■ **WHAT NEEDS TO BE DONE**
Reproduce the following material exactly, including every line.

═══ PROVIDED ENTRIES ═══

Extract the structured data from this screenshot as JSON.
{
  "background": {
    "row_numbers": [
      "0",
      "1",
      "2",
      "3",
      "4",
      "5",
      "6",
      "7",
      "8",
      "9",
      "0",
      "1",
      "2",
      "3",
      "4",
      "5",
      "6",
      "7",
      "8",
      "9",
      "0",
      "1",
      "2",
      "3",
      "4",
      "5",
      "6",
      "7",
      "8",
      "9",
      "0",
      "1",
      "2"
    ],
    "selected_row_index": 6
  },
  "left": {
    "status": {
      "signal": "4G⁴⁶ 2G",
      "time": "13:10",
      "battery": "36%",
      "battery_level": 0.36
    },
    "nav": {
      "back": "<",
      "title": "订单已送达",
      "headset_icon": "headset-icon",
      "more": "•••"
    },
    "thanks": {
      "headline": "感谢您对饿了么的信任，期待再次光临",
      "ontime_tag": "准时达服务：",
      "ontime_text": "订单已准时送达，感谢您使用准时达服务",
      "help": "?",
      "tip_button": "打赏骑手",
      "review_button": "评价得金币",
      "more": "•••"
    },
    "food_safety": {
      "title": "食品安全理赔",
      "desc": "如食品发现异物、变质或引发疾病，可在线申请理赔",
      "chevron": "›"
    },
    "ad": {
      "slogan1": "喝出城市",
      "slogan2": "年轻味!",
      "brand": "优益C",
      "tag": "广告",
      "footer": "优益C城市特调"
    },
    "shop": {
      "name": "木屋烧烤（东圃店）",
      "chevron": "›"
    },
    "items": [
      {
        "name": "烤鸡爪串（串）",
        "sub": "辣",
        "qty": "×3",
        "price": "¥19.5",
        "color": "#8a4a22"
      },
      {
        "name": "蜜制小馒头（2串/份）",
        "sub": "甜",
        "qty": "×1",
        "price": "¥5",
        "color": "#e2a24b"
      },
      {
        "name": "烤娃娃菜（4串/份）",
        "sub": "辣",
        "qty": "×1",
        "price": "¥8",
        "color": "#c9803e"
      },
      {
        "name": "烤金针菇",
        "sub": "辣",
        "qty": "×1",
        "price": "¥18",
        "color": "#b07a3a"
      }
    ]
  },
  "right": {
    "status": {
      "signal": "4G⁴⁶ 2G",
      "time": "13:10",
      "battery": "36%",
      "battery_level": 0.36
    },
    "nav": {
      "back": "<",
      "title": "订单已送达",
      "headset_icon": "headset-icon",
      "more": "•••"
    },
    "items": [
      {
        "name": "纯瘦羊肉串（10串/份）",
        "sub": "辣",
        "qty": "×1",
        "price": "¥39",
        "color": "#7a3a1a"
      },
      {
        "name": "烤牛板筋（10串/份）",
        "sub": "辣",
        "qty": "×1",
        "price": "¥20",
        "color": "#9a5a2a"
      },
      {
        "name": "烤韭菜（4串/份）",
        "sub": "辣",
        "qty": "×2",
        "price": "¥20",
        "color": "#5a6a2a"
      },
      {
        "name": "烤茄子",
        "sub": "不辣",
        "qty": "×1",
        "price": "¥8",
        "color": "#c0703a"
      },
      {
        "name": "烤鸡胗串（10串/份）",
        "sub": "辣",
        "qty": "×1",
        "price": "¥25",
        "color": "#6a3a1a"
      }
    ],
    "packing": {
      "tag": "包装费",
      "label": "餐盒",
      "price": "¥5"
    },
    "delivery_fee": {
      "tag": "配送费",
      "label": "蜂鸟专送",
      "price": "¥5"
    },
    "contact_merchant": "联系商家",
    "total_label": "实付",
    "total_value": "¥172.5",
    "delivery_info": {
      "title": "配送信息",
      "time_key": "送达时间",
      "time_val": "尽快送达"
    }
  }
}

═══

■ **ANSWER TO THIS PROBLEM**
Extract the structured data from this screenshot as JSON.
{
  "background": {
    "row_numbers": [
      "0",
      "1",
      "2",
      "3",
      "4",
      "5",
      "6",
      "7",
      "8",
      "9",
      "0",
      "1",
      "2",
      "3",
      "4",
      "5",
      "6",
      "7",
      "8",
      "9",
      "0",
      "1",
      "2",
      "3",
      "4",
      "5",
      "6",
      "7",
      "8",
      "9",
      "0",
      "1",
      "2"
    ],
    "selected_row_index": 6
  },
  "left": {
    "status": {
      "signal": "4G⁴⁶ 2G",
      "time": "13:10",
      "battery": "36%",
      "battery_level": 0.36
    },
    "nav": {
      "back": "<",
      "title": "订单已送达",
      "headset_icon": "headset-icon",
      "more": "•••"
    },
    "thanks": {
      "headline": "感谢您对饿了么的信任，期待再次光临",
      "ontime_tag": "准时达服务：",
      "ontime_text": "订单已准时送达，感谢您使用准时达服务",
      "help": "?",
      "tip_button": "打赏骑手",
      "review_button": "评价得金币",
      "more": "•••"
    },
    "food_safety": {
      "title": "食品安全理赔",
      "desc": "如食品发现异物、变质或引发疾病，可在线申请理赔",
      "chevron": "›"
    },
    "ad": {
      "slogan1": "喝出城市",
      "slogan2": "年轻味!",
      "brand": "优益C",
      "tag": "广告",
      "footer": "优益C城市特调"
    },
    "shop": {
      "name": "木屋烧烤（东圃店）",
      "chevron": "›"
    },
    "items": [
      {
        "name": "烤鸡爪串（串）",
        "sub": "辣",
        "qty": "×3",
        "price": "¥19.5",
        "color": "#8a4a22"
      },
      {
        "name": "蜜制小馒头（2串/份）",
        "sub": "甜",
        "qty": "×1",
        "price": "¥5",
        "color": "#e2a24b"
      },
      {
        "name": "烤娃娃菜（4串/份）",
        "sub": "辣",
        "qty": "×1",
        "price": "¥8",
        "color": "#c9803e"
      },
      {
        "name": "烤金针菇",
        "sub": "辣",
        "qty": "×1",
        "price": "¥18",
        "color": "#b07a3a"
      }
    ]
  },
  "right": {
    "status": {
      "signal": "4G⁴⁶ 2G",
      "time": "13:10",
      "battery": "36%",
      "battery_level": 0.36
    },
    "nav": {
      "back": "<",
      "title": "订单已送达",
      "headset_icon": "headset-icon",
      "more": "•••"
    },
    "items": [
      {
        "name": "纯瘦羊肉串（10串/份）",
        "sub": "辣",
        "qty": "×1",
        "price": "¥39",
        "color": "#7a3a1a"
      },
      {
        "name": "烤牛板筋（10串/份）",
        "sub": "辣",
        "qty": "×1",
        "price": "¥20",
        "color": "#9a5a2a"
      },
      {
        "name": "烤韭菜（4串/份）",
        "sub": "辣",
        "qty": "×2",
        "price": "¥20",
        "color": "#5a6a2a"
      },
      {
        "name": "烤茄子",
        "sub": "不辣",
        "qty": "×1",
        "price": "¥8",
        "color": "#c0703a"
      },
      {
        "name": "烤鸡胗串（10串/份）",
        "sub": "辣",
        "qty": "×1",
        "price": "¥25",
        "color": "#6a3a1a"
      }
    ],
    "packing": {
      "tag": "包装费",
      "label": "餐盒",
      "price": "¥5"
    },
    "delivery_fee": {
      "tag": "配送费",
      "label": "蜂鸟专送",
      "price": "¥5"
    },
    "contact_merchant": "联系商家",
    "total_label": "实付",
    "total_value": "¥172.5",
    "delivery_info": {
      "title": "配送信息",
      "time_key": "送达时间",
      "time_val": "尽快送达"
    }
  }
}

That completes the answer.